...a critical First Amendment case is being argued before the U.S. Ninth Circuit Court of Appeals. The case deals squarely with the issue of whether Christians have a right to use neutral language in the workplace to talk about same-sex marriage and other issues at the forefront of national debate. Attorneys Scott Lively and Richard D. Ackerman will be arguing the case before the Ninth Circuit on behalf of an African- American Christian woman who was threatened with termination at her job with the City of Oakland. The City of Oakland claims that references to the "natural family, marriage and family values" constitute hate speech which is scary to city workers.

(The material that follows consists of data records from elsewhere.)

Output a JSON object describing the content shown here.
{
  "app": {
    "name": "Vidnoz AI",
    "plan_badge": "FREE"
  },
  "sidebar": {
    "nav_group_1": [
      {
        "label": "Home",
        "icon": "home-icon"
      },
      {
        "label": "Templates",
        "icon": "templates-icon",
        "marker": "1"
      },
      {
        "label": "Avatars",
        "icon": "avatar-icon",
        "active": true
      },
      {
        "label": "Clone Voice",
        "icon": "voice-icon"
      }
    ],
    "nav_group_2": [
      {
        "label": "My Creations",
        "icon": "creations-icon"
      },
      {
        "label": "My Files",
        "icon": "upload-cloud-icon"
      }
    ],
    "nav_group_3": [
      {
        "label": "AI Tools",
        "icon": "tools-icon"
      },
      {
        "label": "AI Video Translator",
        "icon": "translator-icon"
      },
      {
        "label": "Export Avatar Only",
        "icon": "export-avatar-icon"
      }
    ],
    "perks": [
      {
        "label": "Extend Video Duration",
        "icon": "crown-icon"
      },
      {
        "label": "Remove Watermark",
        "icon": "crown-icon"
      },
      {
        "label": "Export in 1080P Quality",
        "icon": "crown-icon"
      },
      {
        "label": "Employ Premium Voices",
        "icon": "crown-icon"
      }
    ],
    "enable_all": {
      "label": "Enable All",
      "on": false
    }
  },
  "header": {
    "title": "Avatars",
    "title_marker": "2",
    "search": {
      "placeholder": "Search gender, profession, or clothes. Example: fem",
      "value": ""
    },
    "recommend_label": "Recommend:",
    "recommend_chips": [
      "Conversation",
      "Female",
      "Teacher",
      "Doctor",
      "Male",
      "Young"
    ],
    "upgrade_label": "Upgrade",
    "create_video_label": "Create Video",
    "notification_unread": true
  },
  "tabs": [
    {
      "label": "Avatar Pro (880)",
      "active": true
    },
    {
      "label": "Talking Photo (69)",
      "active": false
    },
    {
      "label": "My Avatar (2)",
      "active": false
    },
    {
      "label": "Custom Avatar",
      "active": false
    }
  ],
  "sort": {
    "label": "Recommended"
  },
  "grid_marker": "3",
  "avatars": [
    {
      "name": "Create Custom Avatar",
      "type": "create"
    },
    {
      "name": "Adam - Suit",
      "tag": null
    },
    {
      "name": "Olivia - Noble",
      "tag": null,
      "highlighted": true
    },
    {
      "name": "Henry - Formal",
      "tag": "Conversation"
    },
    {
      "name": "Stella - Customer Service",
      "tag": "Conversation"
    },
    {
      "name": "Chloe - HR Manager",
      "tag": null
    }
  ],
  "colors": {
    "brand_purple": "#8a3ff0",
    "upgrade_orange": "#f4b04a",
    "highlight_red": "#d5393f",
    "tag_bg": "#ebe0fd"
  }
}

According to the lawsuit, gay and lesbian city workers had already been using the city's e-mail, bulletin board, and written communications systems for promoting their views to other workers, including the plaintiffs.
Plaintiffs, Regina Rederford and Robin Christy posted the flier in response to an e-mail to city employees announcing formation of a gay and lesbian employee association. The two responded with a promotion of their own -- the start of an informal group that respects "the natural family, marriage and family values."

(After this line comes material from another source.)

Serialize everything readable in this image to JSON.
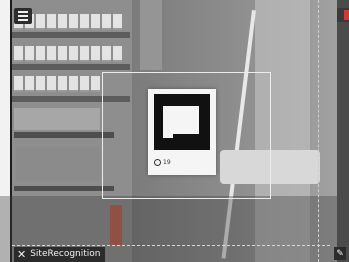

But supervisors Robert Bobb, then city manager, and Joyce Hicks, then deputy director of the Community and Economic Development Agency, ordered removal of the flier, stating it contained "statements of a homophobic nature" and promoted "sexual- orientation-based harassment," even though it made no absolutely no mention of homosexuality.
A July 2003 lawsuit by Rederford and Christy claimed the city's anti-discrimination policy "promotes homosexuality" and "openly denounces Christian values."
Messrs. Lively and Ackerman said the case is significant, because a decision against the employees could silence debate about homosexuality and related issues in the entire Western United States since the Ninth Circuit controls a large region of the United States...